CARES Act: How it will impact nonprofits and charitable giving

On Friday, the U.S. government passed the The Coronavirus Aid, Relief, and Economic Security Act (CARES Act), which will provide much needed assistance to families and businesses across America.

Below is a summary of items in the CARES Act that could provide value for your nonprofit:

Charitable Giving Incentive
The CARES Act establishes a new, above-the-line deduction (universal or non-itemized deduction that applies to all taxpayers) for total charitable contributions of up to $300. The incentive applies to contributions made in 2020 and would be claimed on tax forms next year. Section 2204.

The bill also lifts the existing cap on annual contributions for those who itemize, raising it from 60 percent of adjusted gross income to 100 percent. For corporations, the bill raises the annual limit from 10 percent to 25 percent. Food donations from corporations would be available to 25 percent, up from the current 15 percent cap. Section 2205. 

Emergency Small Business Loans (emergency SBA 7(a) loans)
Provides funding for special emergency loans of up to $10 million for eligible nonprofits and small businesses, permitting them to cover costs of payroll, operations, and debt service, and provides that the loans be forgiven in whole or in part under certain circumstances. Title I, Section 1102.

Nonprofit Eligibility
Available for charitable nonprofits with 500 or fewer employees (counting each individual – full time or part time and not FTEs). The final bill does not include a provision in earlier drafts that would have disqualified nonprofits that are eligible for payments under Title XIX of the Social Security Act (Medicaid).

Self-Funded Nonprofits and Unemployment
Reimburses self-funded nonprofits for half of the costs of benefits provided to their laid-off employees. This is explained in a recent blog article. Section 2103.

Direct Payments
Adults will receive checks of $1,200 or less and $500 per child ($3,400 for a family of four) to be sent out in weeks. The amount of the payments phases out based on earnings of between $75,000 and $99,000 ($150,000 / $198,000 for couples).

The CARES Act provides a number of options to help struggling nonprofits get a better footing during this crisis. A few actions you should take:

  • Inform your donors: Let your donors know about the changes to the charitable giving deduction.

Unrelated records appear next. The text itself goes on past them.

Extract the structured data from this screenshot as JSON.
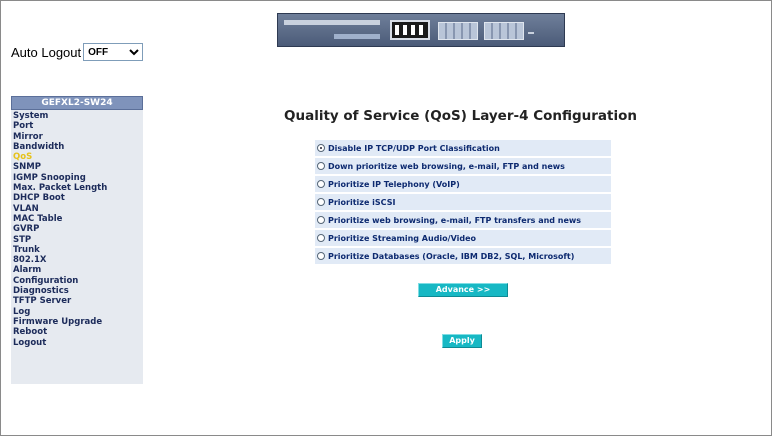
{
  "auto_logout": {
    "label": "Auto Logout",
    "selected": "OFF"
  },
  "sidebar": {
    "title": "GEFXL2-SW24",
    "items": [
      {
        "label": "System",
        "active": false
      },
      {
        "label": "Port",
        "active": false
      },
      {
        "label": "Mirror",
        "active": false
      },
      {
        "label": "Bandwidth",
        "active": false
      },
      {
        "label": "QoS",
        "active": true
      },
      {
        "label": "SNMP",
        "active": false
      },
      {
        "label": "IGMP Snooping",
        "active": false
      },
      {
        "label": "Max. Packet Length",
        "active": false
      },
      {
        "label": "DHCP Boot",
        "active": false
      },
      {
        "label": "VLAN",
        "active": false
      },
      {
        "label": "MAC Table",
        "active": false
      },
      {
        "label": "GVRP",
        "active": false
      },
      {
        "label": "STP",
        "active": false
      },
      {
        "label": "Trunk",
        "active": false
      },
      {
        "label": "802.1X",
        "active": false
      },
      {
        "label": "Alarm",
        "active": false
      },
      {
        "label": "Configuration",
        "active": false
      },
      {
        "label": "Diagnostics",
        "active": false
      },
      {
        "label": "TFTP Server",
        "active": false
      },
      {
        "label": "Log",
        "active": false
      },
      {
        "label": "Firmware Upgrade",
        "active": false
      },
      {
        "label": "Reboot",
        "active": false
      },
      {
        "label": "Logout",
        "active": false
      }
    ]
  },
  "main": {
    "title": "Quality of Service (QoS) Layer-4 Configuration",
    "options": [
      {
        "label": "Disable IP TCP/UDP Port Classification",
        "checked": true
      },
      {
        "label": "Down prioritize web browsing, e-mail, FTP and news",
        "checked": false
      },
      {
        "label": "Prioritize IP Telephony (VoIP)",
        "checked": false
      },
      {
        "label": "Prioritize iSCSI",
        "checked": false
      },
      {
        "label": "Prioritize web browsing, e-mail, FTP transfers and news",
        "checked": false
      },
      {
        "label": "Prioritize Streaming Audio/Video",
        "checked": false
      },
      {
        "label": "Prioritize Databases (Oracle, IBM DB2, SQL, Microsoft)",
        "checked": false
      }
    ],
    "advance_label": "Advance >>",
    "apply_label": "Apply"
  },
  "colors": {
    "sidebar_bg": "#e6eaf0",
    "sidebar_title_bg": "#7f93bb",
    "active_item": "#e6c21b",
    "option_bg": "#e1eaf6",
    "button_bg": "#17b8c4"
  },
  "icons": {
    "header": "switch-device-icon",
    "dropdown": "chevron-down-icon"
  }
}
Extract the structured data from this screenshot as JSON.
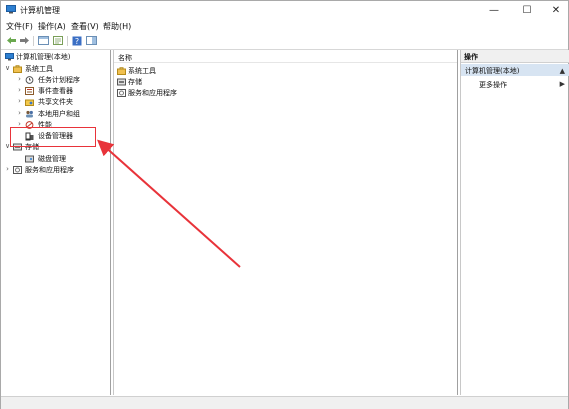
{
  "window": {
    "title": "计算机管理",
    "controls": {
      "minimize": "—",
      "maximize": "☐",
      "close": "✕"
    }
  },
  "menu": [
    "文件(F)",
    "操作(A)",
    "查看(V)",
    "帮助(H)"
  ],
  "toolbar": {
    "icons": [
      "back-icon",
      "forward-icon",
      "console-tree-icon",
      "properties-icon",
      "help-icon",
      "view-icon"
    ]
  },
  "tree": {
    "root": "计算机管理(本地)",
    "system_tools": "系统工具",
    "task_scheduler": "任务计划程序",
    "event_viewer": "事件查看器",
    "shared_folders": "共享文件夹",
    "local_users": "本地用户和组",
    "performance": "性能",
    "device_manager": "设备管理器",
    "storage": "存储",
    "disk_management": "磁盘管理",
    "services_apps": "服务和应用程序"
  },
  "list": {
    "header": "名称",
    "items": [
      "系统工具",
      "存储",
      "服务和应用程序"
    ]
  },
  "actions": {
    "header": "操作",
    "selected": "计算机管理(本地)",
    "more": "更多操作"
  },
  "colors": {
    "annotation_red": "#e8333a",
    "selection_blue": "#d7e4f2"
  }
}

It is possible this will free up some donors to provide additional support.
  • Apply for a small business loan: If your nonprofit is eligible to apply for a small business loan, do so. Even a small loan could help keep important staff working as you weather the current crisis.
  • Keep asking for support: Times are tough for everyone right now. But your needs are still there. And growing, as many nonprofits need operational support at this time. The direct payments will help boost the economy and provide an opportunity for donors to assist their favorite nonprofits. Stay top of mind and continue to share your needs with your supporters. They will assist in whatever way they can.

If you have questions about the CARES Act or need help with other strategies to stay on track during the current crisis, please contact me.

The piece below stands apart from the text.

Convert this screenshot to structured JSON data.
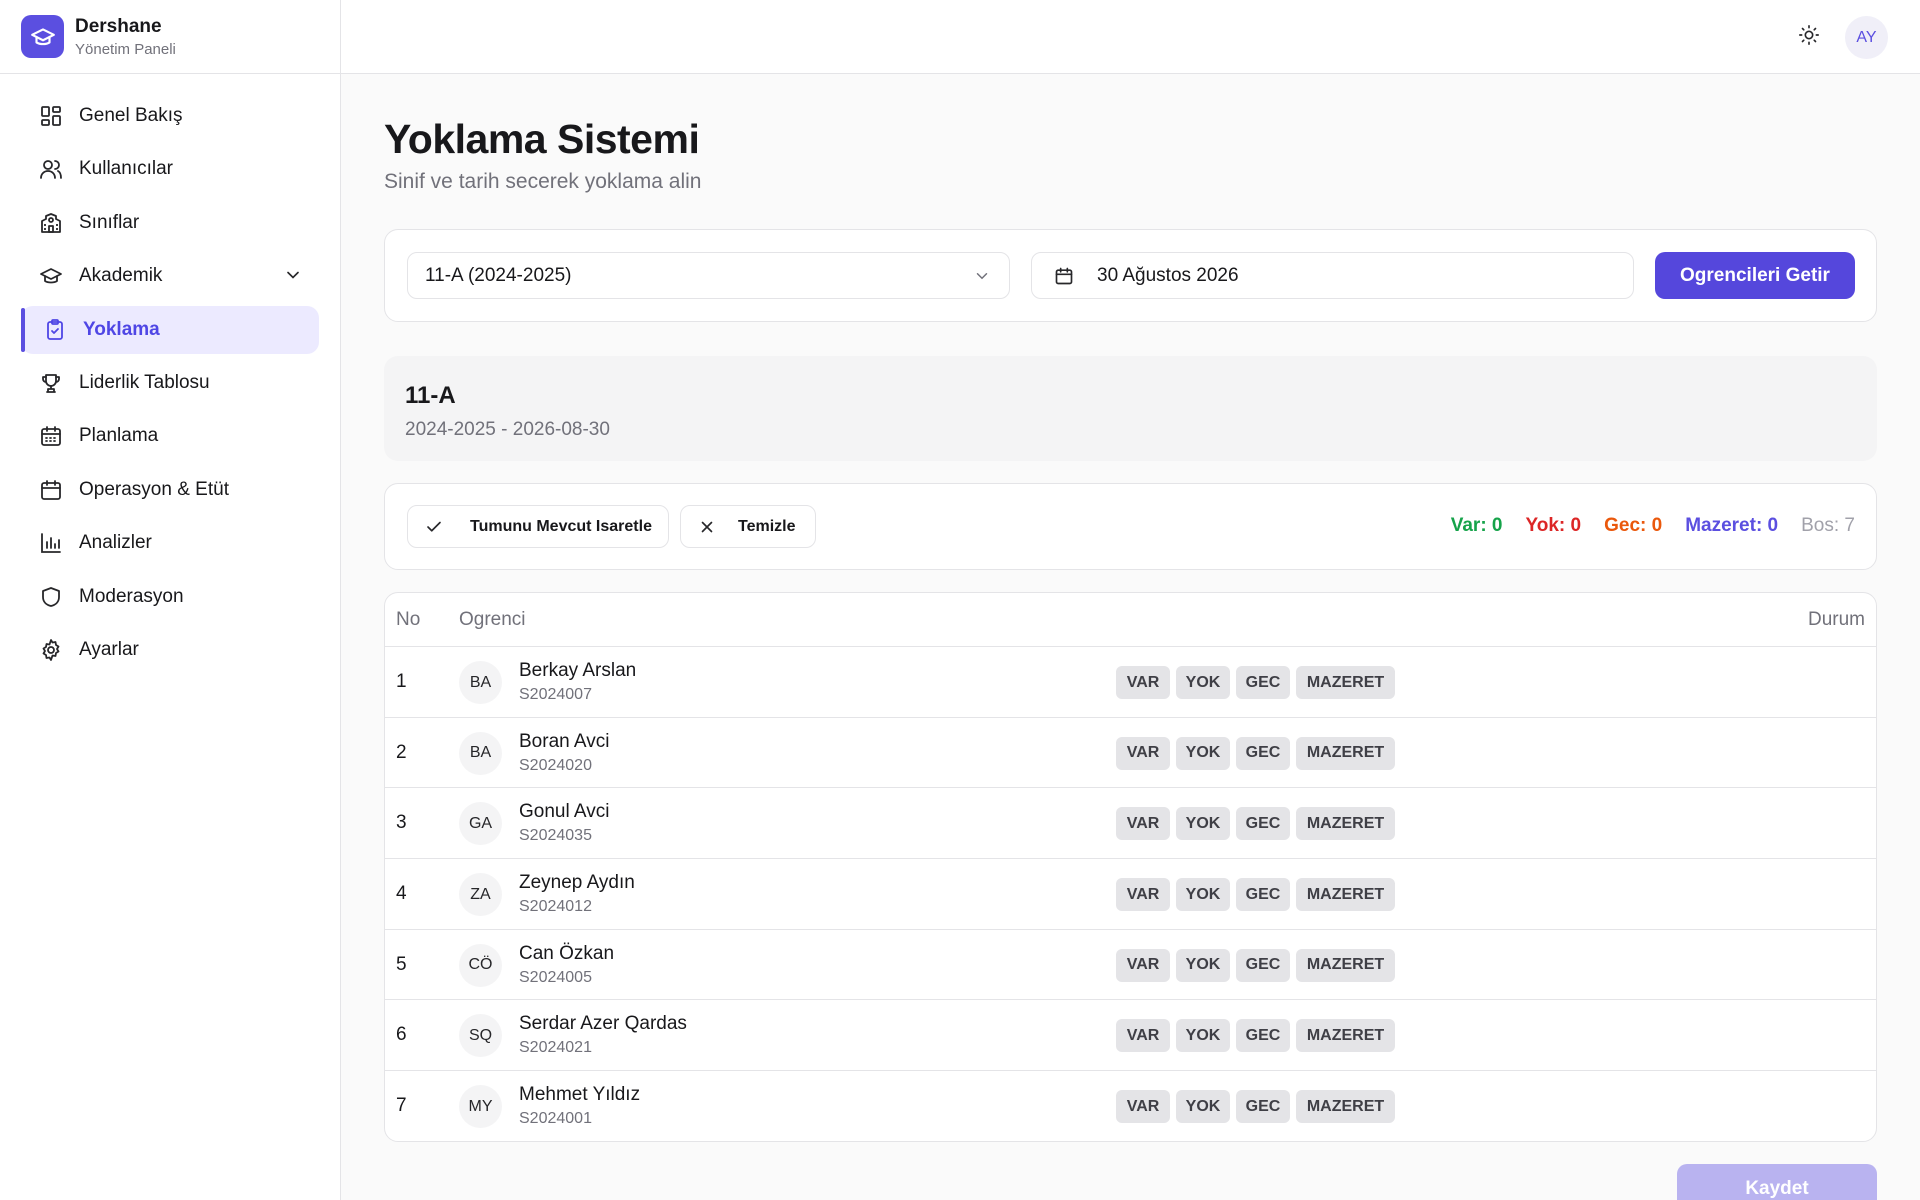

For more information about stewardship, fundraising and development during the coronavirus crisis, visit our COVID-19 toolkit.